HPV, or Human Papillomavirus, is a group of viruses that can lead to the development of genital warts. These genital warts are a major risk factor for squamous cell carcinoma.
Merkel cell polyomavirus, or MCV, is also associated with increasing the risk of getting Merkel cell carcinoma, or MCC.
Specific medications that make the skin more vulnerable to ultraviolet radiation from the sun, known as photosensitivity, can also be a risk factor for developing carcinoma of the skin.
Although there is no exact answer to 'how to prevent skin cancer,' there are some measures that one can take to reduce their skin cancer risk. It is important to note that these measures do not prevent skin cancer but only reduce its risk.
As ultraviolet rays from the sun are considered a major risk factor for skin cancer, getting adequate skin protection can significantly help.
An effective way of getting adequate protection from the sun's ultraviolet rays is by using sunscreen. It creates a barrier that reduces the risk of damage induced by the sun's rays to the skin.
Seeking shade whenever there is a high risk of getting exposed to the sun's harmful UV rays is an effective way of protecting the skin against cancer.
Lastly, one may opt for wearing proper and protective clothes to prevent the skin from getting damaged by the sun's ultraviolet rays.

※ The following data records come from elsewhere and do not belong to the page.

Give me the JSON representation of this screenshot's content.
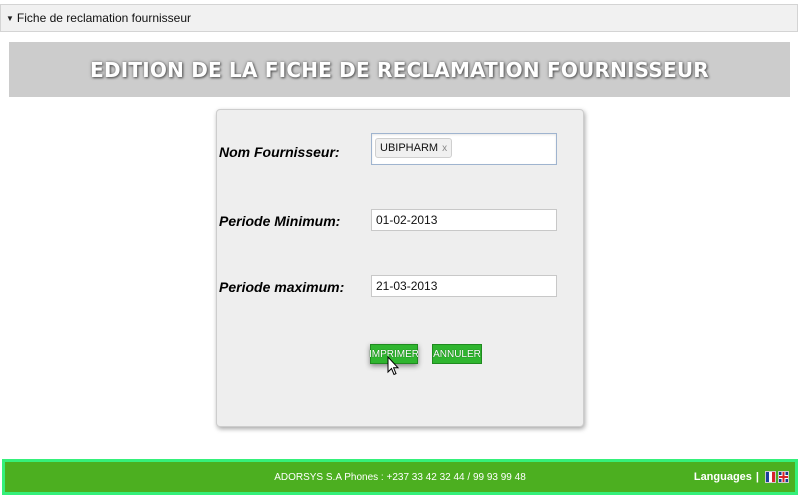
{
  "panel": {
    "title": "Fiche de reclamation fournisseur"
  },
  "banner": {
    "title": "EDITION DE LA FICHE DE RECLAMATION FOURNISSEUR"
  },
  "form": {
    "supplier_label": "Nom Fournisseur:",
    "supplier_chip": "UBIPHARM",
    "chip_remove": "x",
    "period_min_label": "Periode Minimum:",
    "period_min_value": "01-02-2013",
    "period_max_label": "Periode maximum:",
    "period_max_value": "21-03-2013",
    "print_label": "IMPRIMER",
    "cancel_label": "ANNULER"
  },
  "footer": {
    "company_text": "ADORSYS S.A Phones : +237 33 42 32 44 / 99 93 99 48",
    "languages_label": "Languages",
    "separator": "|"
  },
  "colors": {
    "button_green": "#2fb52f",
    "footer_green": "#4caf20",
    "footer_border": "#35f07a",
    "banner_gray": "#cccccc"
  },
  "icons": [
    "collapse-triangle-icon",
    "flag-fr-icon",
    "flag-uk-icon",
    "mouse-cursor-icon"
  ]
}
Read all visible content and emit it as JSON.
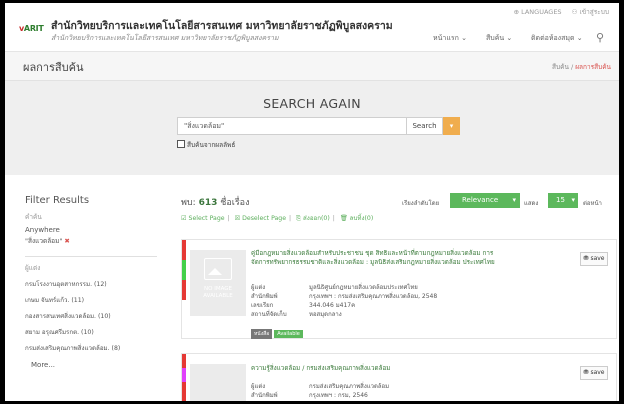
{
  "header": {
    "logo_text": "ARIT",
    "title": "สำนักวิทยบริการและเทคโนโลยีสารสนเทศ มหาวิทยาลัยราชภัฏพิบูลสงคราม",
    "subtitle": "สำนักวิทยบริการและเทคโนโลยีสารสนเทศ มหาวิทยาลัยราชภัฏพิบูลสงคราม",
    "util_languages": "LANGUAGES",
    "util_login": "เข้าสู่ระบบ",
    "nav": [
      "หน้าแรก",
      "สืบค้น",
      "ติดต่อห้องสมุด"
    ]
  },
  "page": {
    "title": "ผลการสืบค้น",
    "breadcrumb_home": "สืบค้น",
    "breadcrumb_current": "ผลการสืบค้น"
  },
  "search": {
    "heading": "SEARCH AGAIN",
    "value": "\"สิ่งแวดล้อม\"",
    "button": "Search",
    "own_checkbox_label": "สืบค้นจากผลลัพธ์"
  },
  "filter": {
    "title": "Filter Results",
    "section_label": "คำค้น",
    "anywhere": "Anywhere",
    "query": "\"สิ่งแวดล้อม\"",
    "group_label": "ผู้แต่ง",
    "items": [
      "กรมโรงงานอุตสาหกรรม. (12)",
      "เกษม จันทร์แก้ว. (11)",
      "กองสารสนเทศสิ่งแวดล้อม. (10)",
      "สยาม อรุณศรีมรกต. (10)",
      "กรมส่งเสริมคุณภาพสิ่งแวดล้อม. (8)"
    ],
    "more": "More..."
  },
  "results": {
    "count_label": "พบ:",
    "count": "613",
    "count_unit": "ชื่อเรื่อง",
    "sort_label": "เรียงลำดับโดย",
    "sort_value": "Relevance",
    "show_label": "แสดง",
    "per_page": "15",
    "per_page_unit": "ต่อหน้า",
    "actions": [
      "Select Page",
      "Deselect Page",
      "ส่งออก(0)",
      "ลบทิ้ง(0)"
    ],
    "items": [
      {
        "title": "คู่มือกฎหมายสิ่งแวดล้อมสำหรับประชาชน ชุด สิทธิและหน้าที่ตามกฎหมายสิ่งแวดล้อม การจัดการทรัพยากรธรรมชาติและสิ่งแวดล้อม : มูลนิธิส่งเสริมกฎหมายสิ่งแวดล้อม ประเทศไทย",
        "thumb_text": "NO IMAGE AVAILABLE",
        "meta": [
          {
            "k": "ผู้แต่ง",
            "v": "มูลนิธิศูนย์กฎหมายสิ่งแวดล้อมประเทศไทย"
          },
          {
            "k": "สำนักพิมพ์",
            "v": "กรุงเทพฯ : กรมส่งเสริมคุณภาพสิ่งแวดล้อม, 2548"
          },
          {
            "k": "เลขเรียก",
            "v": "344.046 ม417ค"
          },
          {
            "k": "สถานที่จัดเก็บ",
            "v": "หอสมุดกลาง"
          }
        ],
        "badge_type": "หนังสือ",
        "badge_status": "Available",
        "save": "save"
      },
      {
        "title": "ความรู้สิ่งแวดล้อม / กรมส่งเสริมคุณภาพสิ่งแวดล้อม",
        "meta": [
          {
            "k": "ผู้แต่ง",
            "v": "กรมส่งเสริมคุณภาพสิ่งแวดล้อม"
          },
          {
            "k": "สำนักพิมพ์",
            "v": "กรุงเทพฯ : กรม, 2546"
          }
        ],
        "save": "save"
      }
    ]
  },
  "colors": {
    "green": "#5cb85c",
    "orange": "#f0ad4e",
    "red": "#d9534f",
    "bar_red": "#e53935",
    "bar_green": "#43d04a",
    "bar_magenta": "#e040fb"
  }
}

As tanning beds emit dangerous ultraviolet rays, it is recommended to avoid these beds altogether as a potential skin cancer prevention method.
If an individual has any of the skin cancer risk factors, it is advisable to go for skin cancer screening every year.
As proper hydration is effective in maintaining healthy skin, it can indirectly help in possible skin cancer prevention, too.
Smoking introduces many harmful toxins into the body, which can have an adverse effect on the organs, including the skin. Refraining from smoking can be helpful in reducing the risk of skin cancer.
Understanding the risk factors for skin cancer and potential preventive methods to reduce its risk can help immensely in reducing the chances of getting the disease. Thus, experts often advise getting a regular checkup and visiting a doctor immediately if one has risk factors associated with skin cancer.